Third World
metaphor
cement
opposition
travel
contact
geography
trend
economics
Values
world
Tourists
book

Keywords

  • Antigua
  • Cultural texts
  • Gaze
  • Postcolonial theory
  • Tour guide

ASJC Scopus subject areas

  • Tourism, Leisure and Hospitality Management
  • Development

Cite this

Culture and postcolonial resistance Antigua in Kincaid's A Small Place. / Osagie, Iyunolu; Buzinde, Christine.

In: Annals of Tourism Research, Vol. 38, No. 1, 01.2011, p. 210-230.

Research output: Contribution to journalArticle

@article{e4914a81c1214011ad9d576d2ea2dc4b,
title = "Culture and postcolonial resistance Antigua in Kincaid's A Small Place",
abstract = "This paper uses postcolonial theory to analyze Jamaica Kincaid's quasi-autobiographical book, A Small Place. Kincaid's critique of tourism in Antigua reverses traditional travel writing trends in which First World perceptions of the Third World dominate. She discursively dismantles the imaginative geographies of empire that cement binary oppositions, such as tourist/native and black/white. She collapses these binaries to illustrate the intricate ways in which the global neocolonial ethos created by economic dependencies manifest. Arguing that tourism is implicated in this hegemonic process, she utilizes the metaphor of a guided tour to redirect the imperial gaze. Kincaid argues that legacies of colonial oppression can change once tourist and host value the same things in the shared space of the contact zone.",
keywords = "Antigua, Cultural texts, Gaze, Postcolonial theory, Tour guide",
author = "Iyunolu Osagie and Christine Buzinde",
year = "2011",
month = "1",
doi = "10.1016/j.annals.2010.08.004",
language = "English (US)",
volume = "38",
pages = "210--230",
journal = "Annals of Tourism Research",
issn = "0160-7383",
publisher = "Elsevier Limited",
number = "1",

}

TY - JOUR

T1 - Culture and postcolonial resistance Antigua in Kincaid's A Small Place

AU - Osagie, Iyunolu

AU - Buzinde, Christine

PY - 2011/1

Y1 - 2011/1

N2 - This paper uses postcolonial theory to analyze Jamaica Kincaid's quasi-autobiographical book, A Small Place. Kincaid's critique of tourism in Antigua reverses traditional travel writing trends in which First World perceptions of the Third World dominate. She discursively dismantles the imaginative geographies of empire that cement binary oppositions, such as tourist/native and black/white. She collapses these binaries to illustrate the intricate ways in which the global neocolonial ethos created by economic dependencies manifest. Arguing that tourism is implicated in this hegemonic process, she utilizes the metaphor of a guided tour to redirect the imperial gaze. Kincaid argues that legacies of colonial oppression can change once tourist and host value the same things in the shared space of the contact zone.

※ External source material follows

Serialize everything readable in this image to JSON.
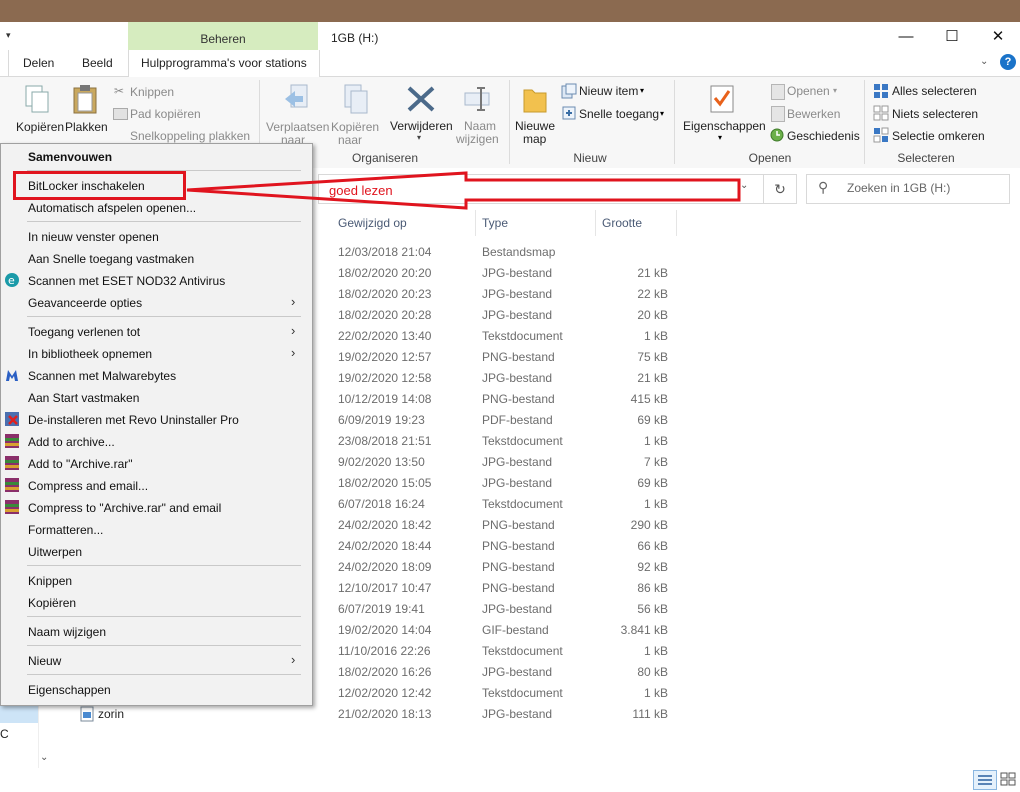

AB - This paper uses postcolonial theory to analyze Jamaica Kincaid's quasi-autobiographical book, A Small Place. Kincaid's critique of tourism in Antigua reverses traditional travel writing trends in which First World perceptions of the Third World dominate. She discursively dismantles the imaginative geographies of empire that cement binary oppositions, such as tourist/native and black/white. She collapses these binaries to illustrate the intricate ways in which the global neocolonial ethos created by economic dependencies manifest. Arguing that tourism is implicated in this hegemonic process, she utilizes the metaphor of a guided tour to redirect the imperial gaze. Kincaid argues that legacies of colonial oppression can change once tourist and host value the same things in the shared space of the contact zone.

KW - Antigua

KW - Cultural texts

KW - Gaze

KW - Postcolonial theory

KW - Tour guide

UR - http://www.scopus.com/inward/record.url?scp=78650279730&partnerID=8YFLogxK

UR - http://www.scopus.com/inward/citedby.url?scp=78650279730&partnerID=8YFLogxK

U2 - 10.1016/j.annals.2010.08.004

DO - 10.1016/j.annals.2010.08.004

M3 - Article

VL - 38

SP - 210

EP - 230

JO - Annals of Tourism Research

JF - Annals of Tourism Research

SN - 0160-7383

IS - 1

ER -